Caveney was raised in the San Gabriel Valley, California. He discovered magic at age nine and as a pre-teen worked for Owen Magic Supreme, where he was paid in magic apparatus.[3] He was a member of the Long Beach Mystics, a club for young magicians, founded in 1955 in Long Beach, California. The club met regularly in the backroom of Brownies Hobby and Magic Shop and produced a myriad of professional magicians including Michael Weber, Stan Allen, Kevin James and Dana Daniels. In 2005, a documentary about the Mystics was created to celebrate the 50th anniversary of the organization.[4]

In 1995 he received the "John Nevil Maskelyne Award" for literature by the Magic Circle of London. Four years later he was awarded the "Literary Fellowship Award" by the Academy of Magical Arts at the Magic Castle.[1] In 2006, he was voted "Stage Magician of the Year" and has been nominated as "Lecturer of the Year" several times by that same organization.[5][6] In 2010, Caveney received a Special Award for History, Research and Scholarship from FISM.[7]

He is co-organizer and host of the Los Angeles Conference on Magic History, a biennial invitation-only conference to showcase historical magic. The conference is co-hosted by Ricky Jay, John Gaughan and Jim Steinmeyer.[8] As a magic historian, he was featured on A&E's 1997 "Story of Magic", hosted by Ricky Jay.[1]

Author and publisher[edit]

Since 1979, Caveney has published over 50 titles on the theory, practice and history of magic.

His biographical works include Kellar’s Wonders (2003) with Bill Miesel, and Carter the Great (1995). In 2010 he co-authored, Magic, 1400s-1950s for Taschen Books. He is also a contributing editor to MAGIC - The Independent Magazine for Magicians. He recently published a book of his life's work titled Mike Caveney Wonders.[9]

Personal life[edit]

Caveney lives in Pasadena, California with his wife Tina Lenert, a magician, mime and harpist. The couple married on April 22, 1979.
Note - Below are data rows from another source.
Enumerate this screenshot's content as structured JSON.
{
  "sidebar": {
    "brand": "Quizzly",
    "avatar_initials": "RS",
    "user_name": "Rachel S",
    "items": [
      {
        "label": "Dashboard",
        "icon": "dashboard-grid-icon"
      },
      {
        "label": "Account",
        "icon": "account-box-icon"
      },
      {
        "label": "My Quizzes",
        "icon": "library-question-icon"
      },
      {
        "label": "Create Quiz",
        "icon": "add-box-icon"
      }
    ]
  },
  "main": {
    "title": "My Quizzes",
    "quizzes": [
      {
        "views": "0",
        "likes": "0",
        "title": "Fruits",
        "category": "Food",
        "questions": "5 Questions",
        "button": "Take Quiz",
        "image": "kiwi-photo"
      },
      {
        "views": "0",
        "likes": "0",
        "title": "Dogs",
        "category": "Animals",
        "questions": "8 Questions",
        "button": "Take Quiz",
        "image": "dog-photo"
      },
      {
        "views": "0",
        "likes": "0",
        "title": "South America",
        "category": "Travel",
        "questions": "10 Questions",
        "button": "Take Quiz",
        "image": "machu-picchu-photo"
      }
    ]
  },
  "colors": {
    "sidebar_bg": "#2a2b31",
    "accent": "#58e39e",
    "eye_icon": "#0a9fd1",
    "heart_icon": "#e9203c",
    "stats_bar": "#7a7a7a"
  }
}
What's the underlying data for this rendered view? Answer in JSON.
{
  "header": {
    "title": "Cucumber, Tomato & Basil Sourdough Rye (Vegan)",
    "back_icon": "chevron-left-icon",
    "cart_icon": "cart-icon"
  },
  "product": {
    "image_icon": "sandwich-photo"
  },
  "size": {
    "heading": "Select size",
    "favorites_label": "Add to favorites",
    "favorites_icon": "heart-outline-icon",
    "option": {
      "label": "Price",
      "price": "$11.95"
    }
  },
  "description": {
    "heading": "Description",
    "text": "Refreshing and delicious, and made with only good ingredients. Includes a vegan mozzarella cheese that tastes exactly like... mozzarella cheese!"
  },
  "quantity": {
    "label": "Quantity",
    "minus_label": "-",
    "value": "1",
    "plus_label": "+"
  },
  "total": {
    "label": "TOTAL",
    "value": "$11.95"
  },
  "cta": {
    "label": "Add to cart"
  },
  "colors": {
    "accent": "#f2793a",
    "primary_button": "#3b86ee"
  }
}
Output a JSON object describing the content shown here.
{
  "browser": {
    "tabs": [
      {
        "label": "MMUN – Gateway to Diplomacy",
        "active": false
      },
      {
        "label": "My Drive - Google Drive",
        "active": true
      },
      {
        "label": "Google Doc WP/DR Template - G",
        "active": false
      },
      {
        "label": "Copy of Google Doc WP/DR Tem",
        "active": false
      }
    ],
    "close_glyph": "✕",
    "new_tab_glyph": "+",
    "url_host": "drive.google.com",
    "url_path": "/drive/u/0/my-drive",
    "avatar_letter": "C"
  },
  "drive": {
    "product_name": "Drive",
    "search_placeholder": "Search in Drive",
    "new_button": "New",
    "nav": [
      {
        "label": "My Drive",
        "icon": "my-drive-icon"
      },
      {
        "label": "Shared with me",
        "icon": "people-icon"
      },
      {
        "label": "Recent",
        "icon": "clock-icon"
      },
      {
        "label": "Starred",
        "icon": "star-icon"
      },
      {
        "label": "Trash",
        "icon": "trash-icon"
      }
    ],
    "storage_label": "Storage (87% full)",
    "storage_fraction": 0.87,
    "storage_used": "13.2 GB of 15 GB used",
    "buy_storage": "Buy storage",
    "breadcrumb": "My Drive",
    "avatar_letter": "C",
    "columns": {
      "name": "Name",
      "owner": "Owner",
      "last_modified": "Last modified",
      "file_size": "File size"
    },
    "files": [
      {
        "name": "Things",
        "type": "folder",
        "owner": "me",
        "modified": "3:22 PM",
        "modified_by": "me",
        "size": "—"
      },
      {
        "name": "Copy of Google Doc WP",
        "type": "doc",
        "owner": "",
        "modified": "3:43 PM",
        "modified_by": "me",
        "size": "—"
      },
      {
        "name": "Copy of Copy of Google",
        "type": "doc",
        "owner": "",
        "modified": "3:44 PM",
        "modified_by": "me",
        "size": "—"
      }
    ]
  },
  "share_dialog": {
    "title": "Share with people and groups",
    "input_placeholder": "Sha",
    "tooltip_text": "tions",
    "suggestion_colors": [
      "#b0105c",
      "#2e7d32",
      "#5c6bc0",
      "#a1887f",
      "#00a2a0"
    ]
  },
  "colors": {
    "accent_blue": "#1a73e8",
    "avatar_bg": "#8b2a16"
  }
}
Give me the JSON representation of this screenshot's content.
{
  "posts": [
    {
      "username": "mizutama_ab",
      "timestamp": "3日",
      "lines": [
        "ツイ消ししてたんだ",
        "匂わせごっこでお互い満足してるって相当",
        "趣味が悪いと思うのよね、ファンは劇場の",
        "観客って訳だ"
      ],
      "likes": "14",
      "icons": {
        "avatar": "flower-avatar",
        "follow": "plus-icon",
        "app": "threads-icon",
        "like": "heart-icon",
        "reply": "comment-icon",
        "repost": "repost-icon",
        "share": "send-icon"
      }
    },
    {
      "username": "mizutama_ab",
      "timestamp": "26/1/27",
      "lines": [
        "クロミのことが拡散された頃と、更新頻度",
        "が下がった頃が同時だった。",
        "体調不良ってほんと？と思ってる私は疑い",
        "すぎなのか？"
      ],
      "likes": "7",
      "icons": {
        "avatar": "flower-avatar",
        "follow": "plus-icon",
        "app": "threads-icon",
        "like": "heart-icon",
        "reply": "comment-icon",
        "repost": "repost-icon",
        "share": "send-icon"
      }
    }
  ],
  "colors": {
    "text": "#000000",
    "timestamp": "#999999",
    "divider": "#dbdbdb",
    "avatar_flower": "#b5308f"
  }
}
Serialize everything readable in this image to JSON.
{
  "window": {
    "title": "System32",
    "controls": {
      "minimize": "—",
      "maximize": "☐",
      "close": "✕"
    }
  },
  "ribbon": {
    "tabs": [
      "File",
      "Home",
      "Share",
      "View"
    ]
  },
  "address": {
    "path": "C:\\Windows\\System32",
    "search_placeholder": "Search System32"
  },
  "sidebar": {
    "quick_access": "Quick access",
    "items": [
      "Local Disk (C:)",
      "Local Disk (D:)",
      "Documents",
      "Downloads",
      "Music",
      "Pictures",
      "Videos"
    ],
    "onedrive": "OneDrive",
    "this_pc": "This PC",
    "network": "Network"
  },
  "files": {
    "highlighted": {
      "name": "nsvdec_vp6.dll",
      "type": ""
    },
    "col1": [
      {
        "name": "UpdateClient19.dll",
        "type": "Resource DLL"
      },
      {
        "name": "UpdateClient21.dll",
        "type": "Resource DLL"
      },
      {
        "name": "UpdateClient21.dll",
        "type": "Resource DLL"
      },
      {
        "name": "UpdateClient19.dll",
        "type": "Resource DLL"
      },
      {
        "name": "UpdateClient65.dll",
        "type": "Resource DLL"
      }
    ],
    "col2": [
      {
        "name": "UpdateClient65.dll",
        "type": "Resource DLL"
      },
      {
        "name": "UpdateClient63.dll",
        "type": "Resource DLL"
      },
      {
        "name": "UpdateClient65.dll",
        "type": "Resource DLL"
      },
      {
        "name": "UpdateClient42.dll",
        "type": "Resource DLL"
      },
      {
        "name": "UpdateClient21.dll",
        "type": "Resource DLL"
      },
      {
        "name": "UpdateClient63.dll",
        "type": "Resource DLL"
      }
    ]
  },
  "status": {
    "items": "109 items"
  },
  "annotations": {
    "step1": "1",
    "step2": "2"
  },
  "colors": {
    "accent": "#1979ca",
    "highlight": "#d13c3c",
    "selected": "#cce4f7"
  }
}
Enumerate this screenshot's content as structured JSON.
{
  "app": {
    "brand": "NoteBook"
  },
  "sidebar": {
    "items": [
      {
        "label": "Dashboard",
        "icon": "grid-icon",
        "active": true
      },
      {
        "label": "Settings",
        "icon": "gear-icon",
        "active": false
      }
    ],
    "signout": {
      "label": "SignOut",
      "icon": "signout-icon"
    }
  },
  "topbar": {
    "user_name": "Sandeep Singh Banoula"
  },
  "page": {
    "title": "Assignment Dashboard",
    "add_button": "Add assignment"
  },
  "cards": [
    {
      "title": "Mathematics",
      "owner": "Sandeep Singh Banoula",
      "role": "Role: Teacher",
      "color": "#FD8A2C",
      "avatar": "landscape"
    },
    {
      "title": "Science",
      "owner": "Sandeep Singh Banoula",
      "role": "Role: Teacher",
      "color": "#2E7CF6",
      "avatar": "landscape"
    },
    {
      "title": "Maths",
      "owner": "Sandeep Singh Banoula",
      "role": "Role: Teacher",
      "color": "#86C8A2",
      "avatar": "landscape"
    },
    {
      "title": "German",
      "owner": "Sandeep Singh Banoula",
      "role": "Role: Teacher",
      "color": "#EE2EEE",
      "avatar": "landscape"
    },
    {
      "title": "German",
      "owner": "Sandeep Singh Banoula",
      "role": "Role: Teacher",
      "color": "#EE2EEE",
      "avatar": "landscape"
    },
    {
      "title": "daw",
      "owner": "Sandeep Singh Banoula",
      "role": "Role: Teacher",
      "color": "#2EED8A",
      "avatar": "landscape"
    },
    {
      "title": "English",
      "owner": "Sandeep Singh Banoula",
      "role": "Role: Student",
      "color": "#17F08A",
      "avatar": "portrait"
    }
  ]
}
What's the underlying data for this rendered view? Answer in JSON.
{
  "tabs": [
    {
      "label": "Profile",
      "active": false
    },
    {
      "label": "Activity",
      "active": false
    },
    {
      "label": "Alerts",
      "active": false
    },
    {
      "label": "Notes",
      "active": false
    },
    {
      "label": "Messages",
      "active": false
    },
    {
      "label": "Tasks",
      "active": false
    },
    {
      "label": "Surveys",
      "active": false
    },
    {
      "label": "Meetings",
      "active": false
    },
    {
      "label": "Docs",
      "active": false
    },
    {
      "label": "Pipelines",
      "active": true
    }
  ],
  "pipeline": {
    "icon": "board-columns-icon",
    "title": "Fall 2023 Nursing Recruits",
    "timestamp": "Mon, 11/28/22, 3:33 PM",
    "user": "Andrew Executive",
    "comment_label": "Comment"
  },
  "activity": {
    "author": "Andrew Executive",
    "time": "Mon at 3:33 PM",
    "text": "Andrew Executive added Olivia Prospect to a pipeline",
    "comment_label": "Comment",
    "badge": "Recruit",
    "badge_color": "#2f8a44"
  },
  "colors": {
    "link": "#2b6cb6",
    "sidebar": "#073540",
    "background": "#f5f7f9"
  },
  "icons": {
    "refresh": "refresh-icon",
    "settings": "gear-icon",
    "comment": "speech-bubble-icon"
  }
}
  1. ^ a b c [1] Archived May 1, 2009, at the Wayback Machine
  2. ^ "Magic. 1400s–1950s. TASCHEN Books". Taschen.com. Retrieved 2016-01-18. CS1 maint: discouraged parameter (link)
  3. ^ "Mike Caveney profile". Lybrary.com. 1950-06-17. Retrieved 2016-01-18. CS1 maint: discouraged parameter (link)
  4. ^ "Notes From the Magic Castle". Magic.about.com. Retrieved 2016-01-18. CS1 maint: discouraged parameter (link)
  5. ^ "Magic Biography and Magicians". Magicbiography.com. Retrieved 2016-01-18. CS1 maint: discouraged parameter (link)
  6. ^ "Essential Magic Conference". Essential Magic Conference. Retrieved 2016-01-18. CS1 maint: discouraged parameter (link)
  7. ^ "FISM Winners - 2012 onwards". International Federation of Magic Societies. Archived from the original on 2017-09-25. Retrieved 2018-01-13.
  8. ^ "Conference on Magic History". Geniimagazine.com. 2012-11-03. Retrieved 2016-01-18. CS1 maint: discouraged parameter (link)
  9. ^ "Mike Caveney profile". MC Magic Words. Retrieved 2016-01-18. CS1 maint: discouraged parameter (link)

External links[edit]